Choice of Storage Options
LightCam has taken a unique approach to video storage as well, offering about a week’s worth of recording capacity on board the device with an option for users to back it up their phone, computer or online storage service. According to Swiss, this addresses one of the prevalent pain points for residential security customers, who may have cameras installed but don’t want to pay for ongoing costs related to storage.
“You pay your money, you get your camera but you don’t get any storage starting from day one, so that’s a big issue and people ask, ‘do I want to pay this company ongoing for this or not?’” Swiss explains. “Software-wise, most people already have some kind of storage location for a lot of their data anyway – internet-enabled hard drives, Dropbox, etc. – and we wanted to give people the ability and convenience of choice, so they just choose how they want to do their own backups, whether that’s with their own internet-enabled server or hard drive or paying another online service for backup.”
Not Just a DIY Product
LightCam has already raised nearly $318,000 as part of a crowdfunding campaign on Indiegogo and Swiss is looking to launch the product later this summer.
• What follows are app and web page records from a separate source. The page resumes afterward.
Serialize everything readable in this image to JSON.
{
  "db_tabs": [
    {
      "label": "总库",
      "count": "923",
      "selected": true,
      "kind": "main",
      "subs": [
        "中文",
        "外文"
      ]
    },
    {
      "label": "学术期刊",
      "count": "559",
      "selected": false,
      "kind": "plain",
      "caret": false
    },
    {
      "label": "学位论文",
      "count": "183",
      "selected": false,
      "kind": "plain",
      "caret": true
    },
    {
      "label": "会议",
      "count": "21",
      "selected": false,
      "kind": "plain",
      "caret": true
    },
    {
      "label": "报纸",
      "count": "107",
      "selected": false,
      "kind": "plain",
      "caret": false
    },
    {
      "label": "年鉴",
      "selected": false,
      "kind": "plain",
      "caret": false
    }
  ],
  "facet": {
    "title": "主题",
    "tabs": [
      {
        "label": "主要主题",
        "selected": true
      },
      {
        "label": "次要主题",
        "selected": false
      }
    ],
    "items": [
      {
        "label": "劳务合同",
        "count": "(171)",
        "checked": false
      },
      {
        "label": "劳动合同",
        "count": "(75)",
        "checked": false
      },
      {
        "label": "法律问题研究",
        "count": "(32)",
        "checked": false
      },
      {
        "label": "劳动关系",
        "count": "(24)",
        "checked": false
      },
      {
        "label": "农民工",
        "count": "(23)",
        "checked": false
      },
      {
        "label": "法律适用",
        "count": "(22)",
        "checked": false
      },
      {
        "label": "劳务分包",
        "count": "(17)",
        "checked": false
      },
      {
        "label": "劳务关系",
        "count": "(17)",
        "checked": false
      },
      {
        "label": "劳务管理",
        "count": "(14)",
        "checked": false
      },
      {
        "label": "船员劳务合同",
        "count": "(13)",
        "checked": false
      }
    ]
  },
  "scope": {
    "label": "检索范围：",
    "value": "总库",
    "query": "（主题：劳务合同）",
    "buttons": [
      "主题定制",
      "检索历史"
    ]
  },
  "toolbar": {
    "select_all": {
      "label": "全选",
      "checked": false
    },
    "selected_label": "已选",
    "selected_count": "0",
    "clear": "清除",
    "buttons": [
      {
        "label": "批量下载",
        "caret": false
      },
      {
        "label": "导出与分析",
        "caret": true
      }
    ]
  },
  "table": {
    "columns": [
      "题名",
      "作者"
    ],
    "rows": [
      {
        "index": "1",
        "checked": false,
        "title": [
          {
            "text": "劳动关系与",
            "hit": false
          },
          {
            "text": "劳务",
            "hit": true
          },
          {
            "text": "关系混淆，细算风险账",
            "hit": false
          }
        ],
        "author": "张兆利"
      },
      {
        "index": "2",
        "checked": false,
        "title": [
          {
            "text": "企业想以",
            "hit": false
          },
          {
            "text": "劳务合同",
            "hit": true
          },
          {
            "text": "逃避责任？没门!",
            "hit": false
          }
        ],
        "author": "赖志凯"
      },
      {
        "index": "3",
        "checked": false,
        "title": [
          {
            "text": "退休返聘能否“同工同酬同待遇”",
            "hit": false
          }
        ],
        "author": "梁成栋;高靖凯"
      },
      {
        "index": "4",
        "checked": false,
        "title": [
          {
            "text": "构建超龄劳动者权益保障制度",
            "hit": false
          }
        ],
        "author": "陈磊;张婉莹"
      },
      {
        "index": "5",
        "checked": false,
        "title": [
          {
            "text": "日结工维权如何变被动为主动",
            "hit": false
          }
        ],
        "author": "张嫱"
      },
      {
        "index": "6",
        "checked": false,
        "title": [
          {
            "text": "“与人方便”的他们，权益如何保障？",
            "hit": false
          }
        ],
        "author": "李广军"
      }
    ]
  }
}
In addition to the DIY crowd, Swiss is also hopeful that LightCam will appeal to professional security installers as he has already had talks with several industry companies about making the product interoperable with other technologies.
“We’ve had lots of significant security companies, integrators, individuals and distributors reach out to us and say, ‘hey, we would love for this to be compatible with Honeywell products, (UTC) products, this panel or that panel.’ We would be open to it and the answer is absolutely, but let’s lay out a roadmap and a plan to so that it can be integrated fully,” Swiss says. “It could be a piece of hardware that makes your systems better.”
Swiss says LightCam will likely retail for around $180 to $190 once it does hit the market but he added they are working to lower the MSRP as much as possible.
About the Author:
Joel Griffin is the Editor-in-Chief of SecurityInfoWatch.com and a veteran security journalist. You can reach him at [email protected].